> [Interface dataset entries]
**********
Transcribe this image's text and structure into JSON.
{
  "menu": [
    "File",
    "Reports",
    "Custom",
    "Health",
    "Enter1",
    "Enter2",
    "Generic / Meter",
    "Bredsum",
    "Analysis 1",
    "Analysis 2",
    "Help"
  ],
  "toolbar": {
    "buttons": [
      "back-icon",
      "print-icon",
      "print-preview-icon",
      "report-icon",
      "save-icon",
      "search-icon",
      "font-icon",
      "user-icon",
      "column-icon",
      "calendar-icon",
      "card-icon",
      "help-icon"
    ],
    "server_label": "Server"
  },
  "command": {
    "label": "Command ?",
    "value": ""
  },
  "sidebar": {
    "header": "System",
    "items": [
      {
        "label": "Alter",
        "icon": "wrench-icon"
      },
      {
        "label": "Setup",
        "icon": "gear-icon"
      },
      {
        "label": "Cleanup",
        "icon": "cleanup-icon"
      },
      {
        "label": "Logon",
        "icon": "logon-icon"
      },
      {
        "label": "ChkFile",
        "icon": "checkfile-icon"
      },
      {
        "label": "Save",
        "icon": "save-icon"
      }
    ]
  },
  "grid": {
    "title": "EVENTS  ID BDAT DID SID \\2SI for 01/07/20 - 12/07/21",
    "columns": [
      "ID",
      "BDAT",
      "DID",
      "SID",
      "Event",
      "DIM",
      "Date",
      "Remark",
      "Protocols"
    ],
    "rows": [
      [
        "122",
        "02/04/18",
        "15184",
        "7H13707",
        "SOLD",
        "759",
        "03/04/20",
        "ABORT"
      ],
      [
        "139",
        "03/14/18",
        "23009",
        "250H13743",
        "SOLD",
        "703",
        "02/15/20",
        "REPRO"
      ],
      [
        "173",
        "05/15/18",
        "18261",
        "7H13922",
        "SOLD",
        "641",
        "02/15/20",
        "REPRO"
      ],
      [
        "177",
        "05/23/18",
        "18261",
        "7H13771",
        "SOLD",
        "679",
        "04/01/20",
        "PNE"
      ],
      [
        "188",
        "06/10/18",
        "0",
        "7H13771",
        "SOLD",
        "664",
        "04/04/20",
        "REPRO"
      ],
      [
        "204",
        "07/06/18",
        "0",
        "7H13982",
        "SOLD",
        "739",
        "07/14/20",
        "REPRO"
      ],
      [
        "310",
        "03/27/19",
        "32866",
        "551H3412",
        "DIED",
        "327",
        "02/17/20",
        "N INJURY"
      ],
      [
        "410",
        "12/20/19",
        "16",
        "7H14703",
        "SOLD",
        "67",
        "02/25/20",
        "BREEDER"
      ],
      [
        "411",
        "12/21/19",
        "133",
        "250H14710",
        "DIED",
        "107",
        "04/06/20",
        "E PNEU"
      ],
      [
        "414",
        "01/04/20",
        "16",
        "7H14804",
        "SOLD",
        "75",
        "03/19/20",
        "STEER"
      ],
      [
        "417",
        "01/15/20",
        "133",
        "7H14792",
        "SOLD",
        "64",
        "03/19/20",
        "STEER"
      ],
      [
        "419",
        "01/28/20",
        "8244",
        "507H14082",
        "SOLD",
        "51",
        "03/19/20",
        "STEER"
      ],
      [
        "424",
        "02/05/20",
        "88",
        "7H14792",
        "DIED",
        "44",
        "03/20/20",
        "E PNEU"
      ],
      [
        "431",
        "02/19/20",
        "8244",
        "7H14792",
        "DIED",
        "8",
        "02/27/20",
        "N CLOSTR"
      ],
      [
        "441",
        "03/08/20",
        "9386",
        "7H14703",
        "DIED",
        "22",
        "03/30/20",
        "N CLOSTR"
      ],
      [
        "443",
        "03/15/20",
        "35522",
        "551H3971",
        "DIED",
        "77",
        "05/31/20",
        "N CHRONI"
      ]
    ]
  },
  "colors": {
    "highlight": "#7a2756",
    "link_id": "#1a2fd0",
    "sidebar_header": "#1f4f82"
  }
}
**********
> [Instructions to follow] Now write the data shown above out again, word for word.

> [Answer to this task]
Transcribe this image's text and structure into JSON.
{
  "menu": [
    "File",
    "Reports",
    "Custom",
    "Health",
    "Enter1",
    "Enter2",
    "Generic / Meter",
    "Bredsum",
    "Analysis 1",
    "Analysis 2",
    "Help"
  ],
  "toolbar": {
    "buttons": [
      "back-icon",
      "print-icon",
      "print-preview-icon",
      "report-icon",
      "save-icon",
      "search-icon",
      "font-icon",
      "user-icon",
      "column-icon",
      "calendar-icon",
      "card-icon",
      "help-icon"
    ],
    "server_label": "Server"
  },
  "command": {
    "label": "Command ?",
    "value": ""
  },
  "sidebar": {
    "header": "System",
    "items": [
      {
        "label": "Alter",
        "icon": "wrench-icon"
      },
      {
        "label": "Setup",
        "icon": "gear-icon"
      },
      {
        "label": "Cleanup",
        "icon": "cleanup-icon"
      },
      {
        "label": "Logon",
        "icon": "logon-icon"
      },
      {
        "label": "ChkFile",
        "icon": "checkfile-icon"
      },
      {
        "label": "Save",
        "icon": "save-icon"
      }
    ]
  },
  "grid": {
    "title": "EVENTS  ID BDAT DID SID \\2SI for 01/07/20 - 12/07/21",
    "columns": [
      "ID",
      "BDAT",
      "DID",
      "SID",
      "Event",
      "DIM",
      "Date",
      "Remark",
      "Protocols"
    ],
    "rows": [
      [
        "122",
        "02/04/18",
        "15184",
        "7H13707",
        "SOLD",
        "759",
        "03/04/20",
        "ABORT"
      ],
      [
        "139",
        "03/14/18",
        "23009",
        "250H13743",
        "SOLD",
        "703",
        "02/15/20",
        "REPRO"
      ],
      [
        "173",
        "05/15/18",
        "18261",
        "7H13922",
        "SOLD",
        "641",
        "02/15/20",
        "REPRO"
      ],
      [
        "177",
        "05/23/18",
        "18261",
        "7H13771",
        "SOLD",
        "679",
        "04/01/20",
        "PNE"
      ],
      [
        "188",
        "06/10/18",
        "0",
        "7H13771",
        "SOLD",
        "664",
        "04/04/20",
        "REPRO"
      ],
      [
        "204",
        "07/06/18",
        "0",
        "7H13982",
        "SOLD",
        "739",
        "07/14/20",
        "REPRO"
      ],
      [
        "310",
        "03/27/19",
        "32866",
        "551H3412",
        "DIED",
        "327",
        "02/17/20",
        "N INJURY"
      ],
      [
        "410",
        "12/20/19",
        "16",
        "7H14703",
        "SOLD",
        "67",
        "02/25/20",
        "BREEDER"
      ],
      [
        "411",
        "12/21/19",
        "133",
        "250H14710",
        "DIED",
        "107",
        "04/06/20",
        "E PNEU"
      ],
      [
        "414",
        "01/04/20",
        "16",
        "7H14804",
        "SOLD",
        "75",
        "03/19/20",
        "STEER"
      ],
      [
        "417",
        "01/15/20",
        "133",
        "7H14792",
        "SOLD",
        "64",
        "03/19/20",
        "STEER"
      ],
      [
        "419",
        "01/28/20",
        "8244",
        "507H14082",
        "SOLD",
        "51",
        "03/19/20",
        "STEER"
      ],
      [
        "424",
        "02/05/20",
        "88",
        "7H14792",
        "DIED",
        "44",
        "03/20/20",
        "E PNEU"
      ],
      [
        "431",
        "02/19/20",
        "8244",
        "7H14792",
        "DIED",
        "8",
        "02/27/20",
        "N CLOSTR"
      ],
      [
        "441",
        "03/08/20",
        "9386",
        "7H14703",
        "DIED",
        "22",
        "03/30/20",
        "N CLOSTR"
      ],
      [
        "443",
        "03/15/20",
        "35522",
        "551H3971",
        "DIED",
        "77",
        "05/31/20",
        "N CHRONI"
      ]
    ]
  },
  "colors": {
    "highlight": "#7a2756",
    "link_id": "#1a2fd0",
    "sidebar_header": "#1f4f82"
  }
}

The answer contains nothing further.